PETER: Feelings are indeed nothing more than subtle thoughts, but it may be useful to dig in a bit deeper here rather than gloss over this. Feelings are most commonly expressed as emotion-backed thoughts. To give you a practical example – once Vineeto was late for an appointment and I started to think why she was late. Very soon the underlying emotion grabbed hold and soon I was feeling jealous and the longer it went on the more it raged. It is the feelings and the underlying emotions that are the cause of our sorrow and malice as human beings and yet we stubbornly refuse to even acknowledge that they may be the problem. We still insist on following the Eastern Religious and philosophical notion that it is thinking that is the problem. Hence the doctrine of no-mind!

It is the feelings and passions that we humans kill and die for.

RESPONDENT: I’m talking to you about what I experience when there are no thoughts! There is no female or male in witnessing just being!
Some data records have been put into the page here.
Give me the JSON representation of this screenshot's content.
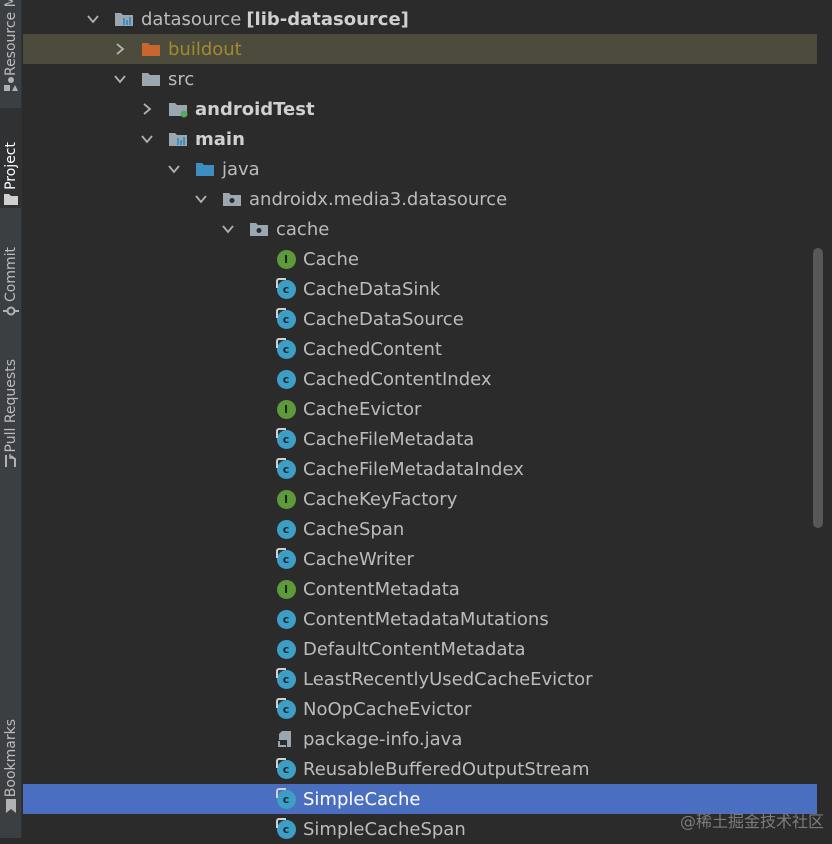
{
  "toolwindows": [
    {
      "label": "Resource Manager",
      "icon": "shapes-icon"
    },
    {
      "label": "Project",
      "icon": "folder-icon",
      "active": true
    },
    {
      "label": "Commit",
      "icon": "commit-icon"
    },
    {
      "label": "Pull Requests",
      "icon": "pull-request-icon"
    },
    {
      "label": "Bookmarks",
      "icon": "bookmark-icon"
    }
  ],
  "tree": [
    {
      "label": "datasource",
      "qualifier": "[lib-datasource]",
      "depth": 0,
      "arrow": "down",
      "icon": "module-folder-icon"
    },
    {
      "label": "buildout",
      "depth": 1,
      "arrow": "right",
      "icon": "excluded-folder-icon",
      "style": "orange",
      "highlight": true
    },
    {
      "label": "src",
      "depth": 1,
      "arrow": "down",
      "icon": "folder-icon"
    },
    {
      "label": "androidTest",
      "depth": 2,
      "arrow": "right",
      "icon": "test-folder-icon",
      "bold": true
    },
    {
      "label": "main",
      "depth": 2,
      "arrow": "down",
      "icon": "module-folder-icon",
      "bold": true
    },
    {
      "label": "java",
      "depth": 3,
      "arrow": "down",
      "icon": "source-folder-icon"
    },
    {
      "label": "androidx.media3.datasource",
      "depth": 4,
      "arrow": "down",
      "icon": "package-icon"
    },
    {
      "label": "cache",
      "depth": 5,
      "arrow": "down",
      "icon": "package-icon"
    },
    {
      "label": "Cache",
      "depth": 6,
      "icon": "interface-icon"
    },
    {
      "label": "CacheDataSink",
      "depth": 6,
      "icon": "class-icon",
      "pinned": true
    },
    {
      "label": "CacheDataSource",
      "depth": 6,
      "icon": "class-icon",
      "pinned": true
    },
    {
      "label": "CachedContent",
      "depth": 6,
      "icon": "class-icon",
      "pinned": true
    },
    {
      "label": "CachedContentIndex",
      "depth": 6,
      "icon": "class-icon"
    },
    {
      "label": "CacheEvictor",
      "depth": 6,
      "icon": "interface-icon"
    },
    {
      "label": "CacheFileMetadata",
      "depth": 6,
      "icon": "class-icon",
      "pinned": true
    },
    {
      "label": "CacheFileMetadataIndex",
      "depth": 6,
      "icon": "class-icon",
      "pinned": true
    },
    {
      "label": "CacheKeyFactory",
      "depth": 6,
      "icon": "interface-icon"
    },
    {
      "label": "CacheSpan",
      "depth": 6,
      "icon": "class-icon"
    },
    {
      "label": "CacheWriter",
      "depth": 6,
      "icon": "class-icon",
      "pinned": true
    },
    {
      "label": "ContentMetadata",
      "depth": 6,
      "icon": "interface-icon"
    },
    {
      "label": "ContentMetadataMutations",
      "depth": 6,
      "icon": "class-icon"
    },
    {
      "label": "DefaultContentMetadata",
      "depth": 6,
      "icon": "class-icon"
    },
    {
      "label": "LeastRecentlyUsedCacheEvictor",
      "depth": 6,
      "icon": "class-icon",
      "pinned": true
    },
    {
      "label": "NoOpCacheEvictor",
      "depth": 6,
      "icon": "class-icon",
      "pinned": true
    },
    {
      "label": "package-info.java",
      "depth": 6,
      "icon": "java-file-icon"
    },
    {
      "label": "ReusableBufferedOutputStream",
      "depth": 6,
      "icon": "class-icon",
      "pinned": true
    },
    {
      "label": "SimpleCache",
      "depth": 6,
      "icon": "class-icon",
      "pinned": true,
      "selected": true
    },
    {
      "label": "SimpleCacheSpan",
      "depth": 6,
      "icon": "class-icon",
      "pinned": true
    }
  ],
  "watermark": "@稀土掘金技术社区",
  "colors": {
    "background": "#2b2b2b",
    "selection": "#4a6fc1",
    "excluded_highlight": "#4c4b3c",
    "class_badge": "#3d9fc6",
    "interface_badge": "#5e9a3c",
    "excluded_folder": "#c8662f",
    "source_folder": "#3d8fc2"
  }
}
I have taken the time to read some of your long winded postings, and as far as I can see you are talking about spaces of the mind that you are experiencing whether that be body mind spaces or pure mind spaces and there is no difference really! Mind is mind! In witnessing, there is no-mind! I am in no way negating the intelligence of the mind, the mind is useful! I am saying there is being beyond it!

PETER: I am not denying your experiences at all. It is the aim of the spiritual world to locate the ‘being’ beyond mind. It is well documented. In the version you are following, with the Ramana Maharshi lineage, one discovers that one is That. In other lineages or paths one discovers one’s ‘original face’, the Source, Existence, Unconditional Love or whatever. Despite everyone’s insistence of having a personal realization or a having found ‘my’ truth, the experience in the Eastern no-mind tradition is a common feeling (an emotional backed thought) of Self aggrandizement – of being bigger, vaster, grander than one’s ordinary self.

It is indeed a wonderful state – it took Richard 11 years to dig his way out of his Altered State of Consciousness. I only had some briefer, but nevertheless telling experiences of this state, which is why I know very well what you are talking about.

But in the end it is only a feeling. There is no ‘other world’. There is no God. There is no ‘Universe’ as in ‘the Universe is taking care of me’. All these things are but phantoms of our imagination, given credence by the fairy tales passed down for millennia.

I see in your last post you have now become ‘the universe experiencing itself as a human being’. Is this some ‘miracle conversion’ perhaps? seeing you talk of seeing us as ‘like born again Christians’? Hallelujah ...!

Your experience is that you feel that you are ‘the Universe experiencing itself as a human being’ Polar opposites – 180 degrees opposite.

Despite your frantic insistence to the contrary, and now your twisting of words and wayward adopting of terminology – we are talking of two vastly different experiences.

The spiritual experience (ASC) is cerebral-affective and the PCE experience is sensate only.

The spiritual experience (ASC) gives credence to the psychic entity within the body resulting in Self-aggrandizement – to realise you are That, to become The Universe ... albeit temporarily trapped in a human body ... but when ‘your body’ dies ... then ‘you’ are freed!

The PCE is an experience when one realises that both the psychological and psychic entity stand in the road of one’s destiny – to be the physical universe experiencing itself as a human being ... when the entity dies ... then you are actually free!

Many, many people read what Richard, Vineeto and I are saying and all say it is the ‘same thing’ as the mystics have been saying. I was attracted to Richard initially on the same basis and it took me many months to understand the difference. I was, however, more attracted to the down-to-earthness of it. Things like being able to live with a woman in peace and harmony, sorting out sex, being happy and harmless...

But that was just me.

Peter’s Selected Correspondence Index

Library – Topics Index

Peter’s Text ©The Actual Freedom Trust: 1997-. All Rights Reserved.

Disclaimer and Use Restrictions and Guarantee of Authenticity